--- Data shown Enclosed Below ---

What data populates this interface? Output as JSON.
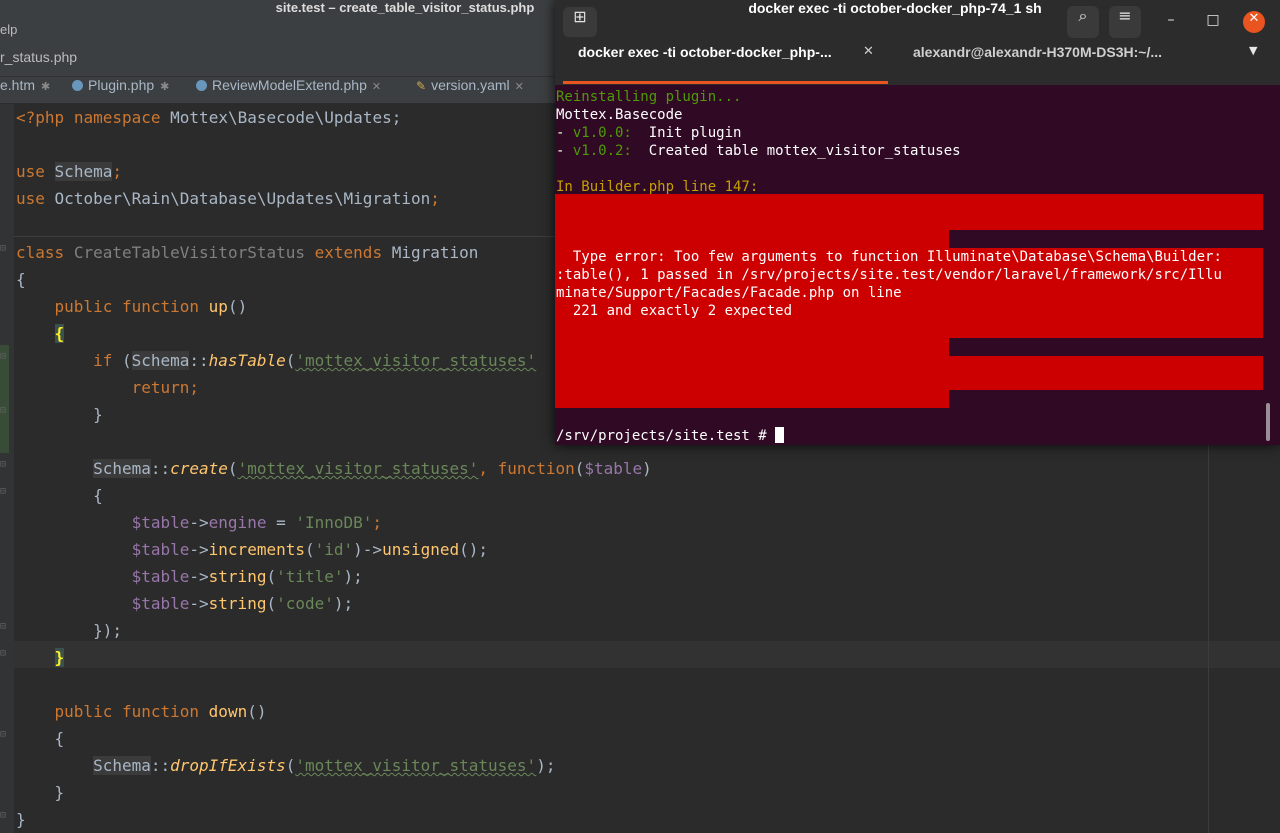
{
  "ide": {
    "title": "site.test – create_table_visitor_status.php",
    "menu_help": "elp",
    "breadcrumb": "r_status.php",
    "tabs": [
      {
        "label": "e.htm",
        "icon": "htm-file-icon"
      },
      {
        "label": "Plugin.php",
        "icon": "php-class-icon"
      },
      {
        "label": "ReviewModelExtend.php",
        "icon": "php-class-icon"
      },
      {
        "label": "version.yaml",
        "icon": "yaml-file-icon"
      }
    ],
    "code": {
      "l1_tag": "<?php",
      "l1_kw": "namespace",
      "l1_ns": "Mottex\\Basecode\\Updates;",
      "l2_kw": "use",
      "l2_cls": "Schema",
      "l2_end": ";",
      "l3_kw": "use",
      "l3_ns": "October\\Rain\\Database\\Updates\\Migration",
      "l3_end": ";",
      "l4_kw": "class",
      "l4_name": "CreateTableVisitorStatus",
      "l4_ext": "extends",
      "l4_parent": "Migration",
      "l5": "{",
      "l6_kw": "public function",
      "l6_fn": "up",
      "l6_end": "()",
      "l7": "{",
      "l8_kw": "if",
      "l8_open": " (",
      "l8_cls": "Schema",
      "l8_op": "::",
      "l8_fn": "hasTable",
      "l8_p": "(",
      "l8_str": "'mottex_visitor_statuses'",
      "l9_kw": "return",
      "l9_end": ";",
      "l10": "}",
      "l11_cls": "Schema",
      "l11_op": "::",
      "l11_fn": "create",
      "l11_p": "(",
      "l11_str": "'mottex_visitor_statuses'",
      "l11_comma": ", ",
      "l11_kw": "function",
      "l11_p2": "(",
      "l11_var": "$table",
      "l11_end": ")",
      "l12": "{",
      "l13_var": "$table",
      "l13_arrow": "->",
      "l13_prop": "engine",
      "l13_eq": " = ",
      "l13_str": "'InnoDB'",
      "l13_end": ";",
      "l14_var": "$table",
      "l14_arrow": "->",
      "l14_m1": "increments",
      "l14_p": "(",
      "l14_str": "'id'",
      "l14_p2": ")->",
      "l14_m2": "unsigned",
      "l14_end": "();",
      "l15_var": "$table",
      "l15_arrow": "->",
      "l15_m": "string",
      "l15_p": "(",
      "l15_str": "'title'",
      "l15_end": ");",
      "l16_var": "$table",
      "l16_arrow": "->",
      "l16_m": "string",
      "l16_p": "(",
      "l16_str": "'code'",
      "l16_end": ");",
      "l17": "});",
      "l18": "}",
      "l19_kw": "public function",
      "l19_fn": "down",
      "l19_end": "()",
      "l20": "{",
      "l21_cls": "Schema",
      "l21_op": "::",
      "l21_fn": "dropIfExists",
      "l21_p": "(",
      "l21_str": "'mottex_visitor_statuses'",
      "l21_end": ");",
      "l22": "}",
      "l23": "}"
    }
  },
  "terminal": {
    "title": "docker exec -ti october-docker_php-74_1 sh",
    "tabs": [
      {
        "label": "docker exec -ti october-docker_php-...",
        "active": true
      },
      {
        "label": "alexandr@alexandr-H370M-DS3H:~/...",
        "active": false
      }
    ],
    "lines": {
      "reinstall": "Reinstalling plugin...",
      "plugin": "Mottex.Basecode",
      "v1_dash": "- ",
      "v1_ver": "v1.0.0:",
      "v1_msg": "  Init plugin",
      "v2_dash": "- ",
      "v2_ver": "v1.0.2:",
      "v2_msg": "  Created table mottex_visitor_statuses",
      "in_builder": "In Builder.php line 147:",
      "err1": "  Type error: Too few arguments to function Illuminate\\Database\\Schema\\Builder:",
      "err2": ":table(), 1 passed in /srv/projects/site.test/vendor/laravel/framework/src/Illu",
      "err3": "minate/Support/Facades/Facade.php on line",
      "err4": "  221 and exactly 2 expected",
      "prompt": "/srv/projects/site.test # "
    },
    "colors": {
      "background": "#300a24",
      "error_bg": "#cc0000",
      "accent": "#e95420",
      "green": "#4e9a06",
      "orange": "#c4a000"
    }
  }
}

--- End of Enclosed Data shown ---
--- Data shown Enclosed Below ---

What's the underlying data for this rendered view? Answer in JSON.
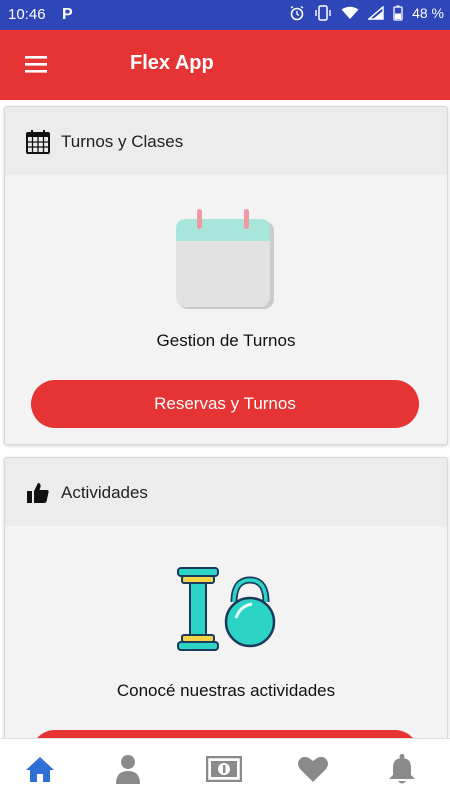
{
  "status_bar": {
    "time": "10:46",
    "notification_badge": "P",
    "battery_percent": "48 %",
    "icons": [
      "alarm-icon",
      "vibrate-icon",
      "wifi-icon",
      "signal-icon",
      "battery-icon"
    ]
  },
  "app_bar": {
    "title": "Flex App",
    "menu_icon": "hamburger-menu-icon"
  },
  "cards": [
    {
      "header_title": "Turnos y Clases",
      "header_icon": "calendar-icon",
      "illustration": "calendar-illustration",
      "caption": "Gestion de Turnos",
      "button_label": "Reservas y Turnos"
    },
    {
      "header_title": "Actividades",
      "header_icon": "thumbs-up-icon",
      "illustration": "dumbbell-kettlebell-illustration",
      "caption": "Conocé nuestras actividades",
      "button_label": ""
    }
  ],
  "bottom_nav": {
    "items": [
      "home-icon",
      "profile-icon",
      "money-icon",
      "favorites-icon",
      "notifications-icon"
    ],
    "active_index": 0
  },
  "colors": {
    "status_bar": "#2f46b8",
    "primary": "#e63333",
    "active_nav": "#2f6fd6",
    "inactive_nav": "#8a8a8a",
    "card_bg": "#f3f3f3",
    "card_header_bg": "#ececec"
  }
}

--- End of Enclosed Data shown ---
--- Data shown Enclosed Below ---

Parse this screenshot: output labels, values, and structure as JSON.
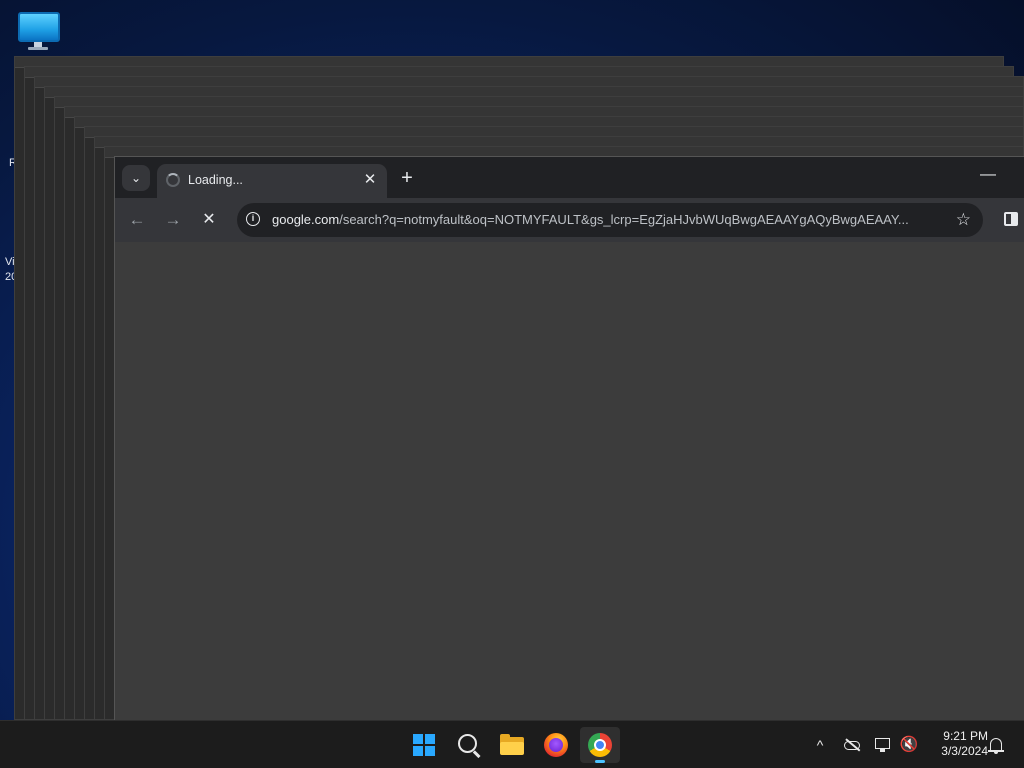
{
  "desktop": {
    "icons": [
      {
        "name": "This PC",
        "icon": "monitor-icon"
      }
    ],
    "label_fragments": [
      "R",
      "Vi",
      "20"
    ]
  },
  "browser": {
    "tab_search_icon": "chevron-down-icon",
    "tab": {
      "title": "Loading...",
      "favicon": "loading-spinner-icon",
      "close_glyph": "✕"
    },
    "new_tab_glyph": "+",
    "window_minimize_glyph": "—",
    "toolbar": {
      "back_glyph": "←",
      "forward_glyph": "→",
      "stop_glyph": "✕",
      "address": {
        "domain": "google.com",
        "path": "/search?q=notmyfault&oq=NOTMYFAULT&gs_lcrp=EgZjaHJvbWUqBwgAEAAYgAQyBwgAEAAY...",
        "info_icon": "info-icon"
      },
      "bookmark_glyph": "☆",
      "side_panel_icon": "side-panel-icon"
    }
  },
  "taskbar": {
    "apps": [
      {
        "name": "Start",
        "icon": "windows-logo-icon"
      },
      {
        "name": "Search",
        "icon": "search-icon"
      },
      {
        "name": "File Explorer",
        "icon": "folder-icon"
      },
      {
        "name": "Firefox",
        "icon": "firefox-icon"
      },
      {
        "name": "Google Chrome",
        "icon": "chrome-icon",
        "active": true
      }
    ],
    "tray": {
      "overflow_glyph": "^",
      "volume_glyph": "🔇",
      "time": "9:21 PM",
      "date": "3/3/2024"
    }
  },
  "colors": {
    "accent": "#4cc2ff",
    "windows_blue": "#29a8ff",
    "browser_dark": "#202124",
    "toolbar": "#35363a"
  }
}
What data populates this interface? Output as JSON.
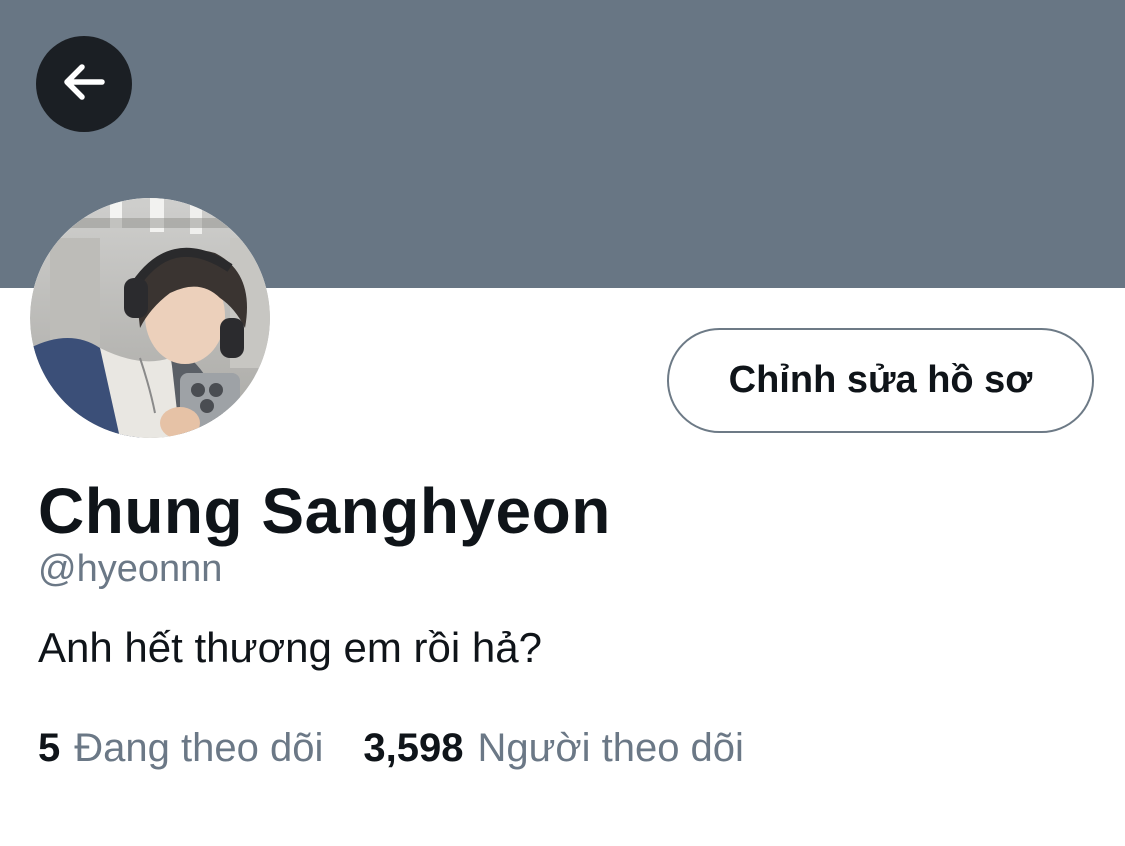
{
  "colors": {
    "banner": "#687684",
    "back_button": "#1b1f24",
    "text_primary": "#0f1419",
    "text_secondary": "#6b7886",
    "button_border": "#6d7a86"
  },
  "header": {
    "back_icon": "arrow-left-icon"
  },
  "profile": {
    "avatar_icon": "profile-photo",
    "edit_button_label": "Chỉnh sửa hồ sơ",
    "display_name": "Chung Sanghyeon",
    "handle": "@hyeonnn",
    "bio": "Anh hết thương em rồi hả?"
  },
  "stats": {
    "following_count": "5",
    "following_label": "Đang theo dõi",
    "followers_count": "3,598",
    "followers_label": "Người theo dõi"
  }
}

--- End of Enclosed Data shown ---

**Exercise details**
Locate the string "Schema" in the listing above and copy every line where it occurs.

**Result of this exercise**
      "l2_cls": "Schema",
      "l8_cls": "Schema",
      "l11_cls": "Schema",
      "l21_cls": "Schema",
      "err1": "  Type error: Too few arguments to function Illuminate\\Database\\Schema\\Builder:",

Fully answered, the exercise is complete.